The keys to all this wasn’t the workout app, or really the workout. It was that I used the workout to move the calorie expenditure into the range I needed. Always trying to be an overachiever, but really just trying to get it so I burned more than I ate. I believe that had I not worked out, but kept my calories in line with the formula I would have lost weight just as fast.

If you don’t have an apple watch, or other similar device, then some apps, like Sworkit can estimate calories burned. Which is ok too, as long as you are really doing the workout. Neither the calories consumed or the calories burned is anything more than an estimate. I just tried to make it a good estimate.
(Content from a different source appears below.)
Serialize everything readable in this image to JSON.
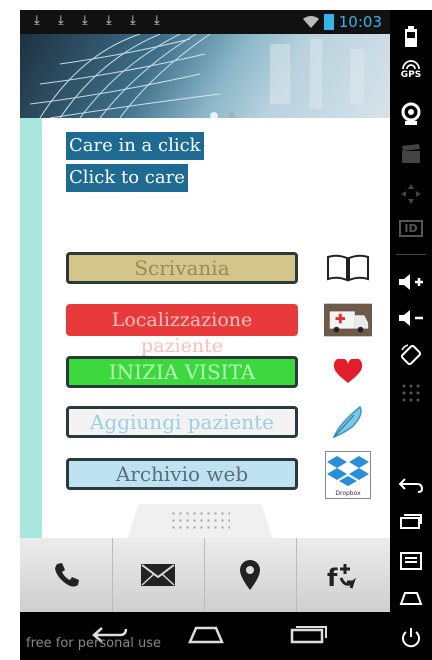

The only thing that isn’t an estimate is weight. Which is the final piece. Every day, every meal I documented my calorie intake. And I would always keep it below my daily calorie goal. But I also needed to track the only metric that really mattered. My weight.

So, every weekend, and only on the weekend, preferably Saturday morning, because Saturday and Sunday are the days I’m most likely to blow my calorie budget. I would weigh myself, in the morning, on an empty stomach. The goal is to be consistent, and reduce the amount of factors that could affect weight. Remember, consistency. This eliminates the, “It is ok, I just had a big meal” excuse.

Now, I’ve kept it off since I lost it, that was a few months ago, it is now about keeping the right balance.

Calorie in – Calorie out = Net Gain/Loss

Best of luck.

Disclaimer: The information contained in this document is provided for informational purposes only and should not be construed as financial or tax advice. It is not intended to be a substitute for obtaining legal, accounting, or other financial advice from an appropriate legal professional, financial adviser or for the purpose of avoiding U.S. Federal, state or local tax payments and penalties.

The Accountant’s Way

Here at Wilson Lake one of our core values is Creativity. As a result we aren’t always thinking about the basics of accounting, Often times we are thinking about how it fits into the bigger picture, which may extend beyond business, into our own lives.

As a result we find that the methods in which we solve problems an answer questions within the business and professional space, are applicable to other spaces. Our primary goal with these blogs is to be fun, but we also hope they show that accountants can solve more than basic financial problems. We can also help business leaders answer other questions and solve other problems they may have.

Best of luck.

Disclaimer: The information contained in this document is provided for informational purposes only and should not be construed as financial or tax advice. It is not intended to be a substitute for obtaining legal, accounting, or other financial advice from an appropriate legal professional, financial adviser or for the purpose of avoiding U.S. Federal, state or local tax payments and penalties.